(Component data from apps and pages)
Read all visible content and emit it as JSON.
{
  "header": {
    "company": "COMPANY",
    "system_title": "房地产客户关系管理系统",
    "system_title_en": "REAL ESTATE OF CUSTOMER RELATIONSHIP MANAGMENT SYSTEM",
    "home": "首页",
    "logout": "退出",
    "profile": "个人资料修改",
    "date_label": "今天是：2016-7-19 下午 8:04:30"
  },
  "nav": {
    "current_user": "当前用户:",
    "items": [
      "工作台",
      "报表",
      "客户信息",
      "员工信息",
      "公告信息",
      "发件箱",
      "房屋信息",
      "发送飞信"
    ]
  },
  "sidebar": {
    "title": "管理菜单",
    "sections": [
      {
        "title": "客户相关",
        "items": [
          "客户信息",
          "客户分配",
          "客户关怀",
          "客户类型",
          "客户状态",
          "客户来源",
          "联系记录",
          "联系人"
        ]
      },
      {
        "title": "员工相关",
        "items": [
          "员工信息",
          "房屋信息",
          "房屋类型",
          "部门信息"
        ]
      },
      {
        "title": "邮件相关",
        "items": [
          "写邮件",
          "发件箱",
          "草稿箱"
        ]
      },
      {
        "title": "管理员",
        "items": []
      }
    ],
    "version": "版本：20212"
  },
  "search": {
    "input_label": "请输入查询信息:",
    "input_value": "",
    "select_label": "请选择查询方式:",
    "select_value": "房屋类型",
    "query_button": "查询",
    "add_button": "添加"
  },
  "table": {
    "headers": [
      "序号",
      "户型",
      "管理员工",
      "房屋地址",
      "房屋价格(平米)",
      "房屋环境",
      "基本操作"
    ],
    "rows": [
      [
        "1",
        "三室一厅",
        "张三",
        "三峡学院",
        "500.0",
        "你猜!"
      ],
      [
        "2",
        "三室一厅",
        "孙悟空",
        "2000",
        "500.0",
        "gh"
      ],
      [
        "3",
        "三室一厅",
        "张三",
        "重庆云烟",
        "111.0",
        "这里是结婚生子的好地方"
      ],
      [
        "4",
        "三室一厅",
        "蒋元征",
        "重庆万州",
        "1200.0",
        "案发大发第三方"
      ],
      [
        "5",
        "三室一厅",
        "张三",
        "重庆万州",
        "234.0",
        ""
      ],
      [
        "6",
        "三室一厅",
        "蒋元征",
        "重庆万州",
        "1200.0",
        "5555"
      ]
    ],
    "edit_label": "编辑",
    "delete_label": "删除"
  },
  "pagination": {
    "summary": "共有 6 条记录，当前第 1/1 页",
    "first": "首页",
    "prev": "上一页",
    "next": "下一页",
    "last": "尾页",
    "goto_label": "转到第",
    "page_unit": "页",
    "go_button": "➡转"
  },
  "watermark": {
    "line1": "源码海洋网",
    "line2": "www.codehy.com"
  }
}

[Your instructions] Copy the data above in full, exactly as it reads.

[Completed task]
Read all visible content and emit it as JSON.
{
  "header": {
    "company": "COMPANY",
    "system_title": "房地产客户关系管理系统",
    "system_title_en": "REAL ESTATE OF CUSTOMER RELATIONSHIP MANAGMENT SYSTEM",
    "home": "首页",
    "logout": "退出",
    "profile": "个人资料修改",
    "date_label": "今天是：2016-7-19 下午 8:04:30"
  },
  "nav": {
    "current_user": "当前用户:",
    "items": [
      "工作台",
      "报表",
      "客户信息",
      "员工信息",
      "公告信息",
      "发件箱",
      "房屋信息",
      "发送飞信"
    ]
  },
  "sidebar": {
    "title": "管理菜单",
    "sections": [
      {
        "title": "客户相关",
        "items": [
          "客户信息",
          "客户分配",
          "客户关怀",
          "客户类型",
          "客户状态",
          "客户来源",
          "联系记录",
          "联系人"
        ]
      },
      {
        "title": "员工相关",
        "items": [
          "员工信息",
          "房屋信息",
          "房屋类型",
          "部门信息"
        ]
      },
      {
        "title": "邮件相关",
        "items": [
          "写邮件",
          "发件箱",
          "草稿箱"
        ]
      },
      {
        "title": "管理员",
        "items": []
      }
    ],
    "version": "版本：20212"
  },
  "search": {
    "input_label": "请输入查询信息:",
    "input_value": "",
    "select_label": "请选择查询方式:",
    "select_value": "房屋类型",
    "query_button": "查询",
    "add_button": "添加"
  },
  "table": {
    "headers": [
      "序号",
      "户型",
      "管理员工",
      "房屋地址",
      "房屋价格(平米)",
      "房屋环境",
      "基本操作"
    ],
    "rows": [
      [
        "1",
        "三室一厅",
        "张三",
        "三峡学院",
        "500.0",
        "你猜!"
      ],
      [
        "2",
        "三室一厅",
        "孙悟空",
        "2000",
        "500.0",
        "gh"
      ],
      [
        "3",
        "三室一厅",
        "张三",
        "重庆云烟",
        "111.0",
        "这里是结婚生子的好地方"
      ],
      [
        "4",
        "三室一厅",
        "蒋元征",
        "重庆万州",
        "1200.0",
        "案发大发第三方"
      ],
      [
        "5",
        "三室一厅",
        "张三",
        "重庆万州",
        "234.0",
        ""
      ],
      [
        "6",
        "三室一厅",
        "蒋元征",
        "重庆万州",
        "1200.0",
        "5555"
      ]
    ],
    "edit_label": "编辑",
    "delete_label": "删除"
  },
  "pagination": {
    "summary": "共有 6 条记录，当前第 1/1 页",
    "first": "首页",
    "prev": "上一页",
    "next": "下一页",
    "last": "尾页",
    "goto_label": "转到第",
    "page_unit": "页",
    "go_button": "➡转"
  },
  "watermark": {
    "line1": "源码海洋网",
    "line2": "www.codehy.com"
  }
}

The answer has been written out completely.